Everything from the result to the presentation in product liability cases is slowly undergoing a shift due to the preferences and opinions of this younger generation of jurors.
What Is Product Liability?
Product liability lawsuits typically revolve around cases involving defective, poorly designed, or improperly advertised products that do harm to a person or persons. For example, if a person is injured in a car accident because the manufacturer cut corners when building the car, the injured person could sue the manufacturer for product liability.
Generally, the defendants in these cases are large corporations accused of putting profits before consumer safety. Many product liability lawsuits develop into class action suits when more than a few people are harmed by a defective drug or product.
How Are Millennials Changing Product Liability Lawsuits?
Millennials, the term given to the generation born between the early 80s and the mid to late 90s, have a very different view of the world than their parents, and certainly their grandparents. They tend to differ on almost every aspect of how a trial should be conducted, as well as the verdicts.
For example, generations before this one tended not to be impressed by modern, polished presentations. However, millennials have come to expect it. They prefer high-tech presentations and slick visual aids.
Also, while the older generation of jurors liked to hear every last detail when it came to expert testimony, millennials have a much shorter attention span. They only want to hear the important things, and nothing more. The popular Internet term “TL;DR” has become something of a nickname for millennials’ trial preferences among attorneys. “TL;DR” stands for “too long, didn’t read” and accurately reflects this generation’s short collective attention span.
Another noticeable shift in juror opinion is that most millennials do not hold big businesses in high regard. In fact, most tend to be outright against large corporations. This will no doubt spell trouble for big business in the future.
Perhaps the most important change is that this generation is so concerned with safety over profit. Millennials are concerned that larger businesses focus more on profits rather than employee or consumer safety. When polled, 84 percent of millennials agree that big business should be made to take every precaution, no matter how expensive or impractical it is to ensure the safety of both workers and consumers.

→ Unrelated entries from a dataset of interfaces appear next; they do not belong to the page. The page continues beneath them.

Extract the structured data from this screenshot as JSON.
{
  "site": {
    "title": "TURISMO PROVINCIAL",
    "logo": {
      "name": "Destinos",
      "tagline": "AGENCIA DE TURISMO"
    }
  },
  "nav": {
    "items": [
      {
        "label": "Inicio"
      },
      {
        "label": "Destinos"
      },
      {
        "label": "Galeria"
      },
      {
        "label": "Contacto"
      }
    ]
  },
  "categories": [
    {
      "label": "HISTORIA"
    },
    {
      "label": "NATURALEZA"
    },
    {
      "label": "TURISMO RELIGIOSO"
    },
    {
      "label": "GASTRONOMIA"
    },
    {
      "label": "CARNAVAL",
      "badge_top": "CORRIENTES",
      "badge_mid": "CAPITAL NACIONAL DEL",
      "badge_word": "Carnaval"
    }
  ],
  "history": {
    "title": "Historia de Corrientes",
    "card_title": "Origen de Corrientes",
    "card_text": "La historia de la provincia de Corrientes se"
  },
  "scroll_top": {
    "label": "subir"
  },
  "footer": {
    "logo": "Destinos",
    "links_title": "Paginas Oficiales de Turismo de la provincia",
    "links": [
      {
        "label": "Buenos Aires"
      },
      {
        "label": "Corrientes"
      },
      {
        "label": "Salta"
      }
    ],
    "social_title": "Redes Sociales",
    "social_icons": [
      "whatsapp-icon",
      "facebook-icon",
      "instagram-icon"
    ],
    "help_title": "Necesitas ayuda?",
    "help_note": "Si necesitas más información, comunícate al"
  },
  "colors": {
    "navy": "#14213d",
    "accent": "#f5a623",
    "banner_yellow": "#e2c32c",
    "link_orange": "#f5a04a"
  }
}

It’s exciting to see these changes as they all look to signal a positive change for victims of big business profiteering. Jurors today look to be more inclined to sympathize with people who are harmed by negligence of large corporations. Design defects, failure to warn, defective drugs, improper marketing, and other dirty tricks big businesses use to drive profits at the expense of consumers should not be tolerated, and won’t be tolerated by the new generation of jurors.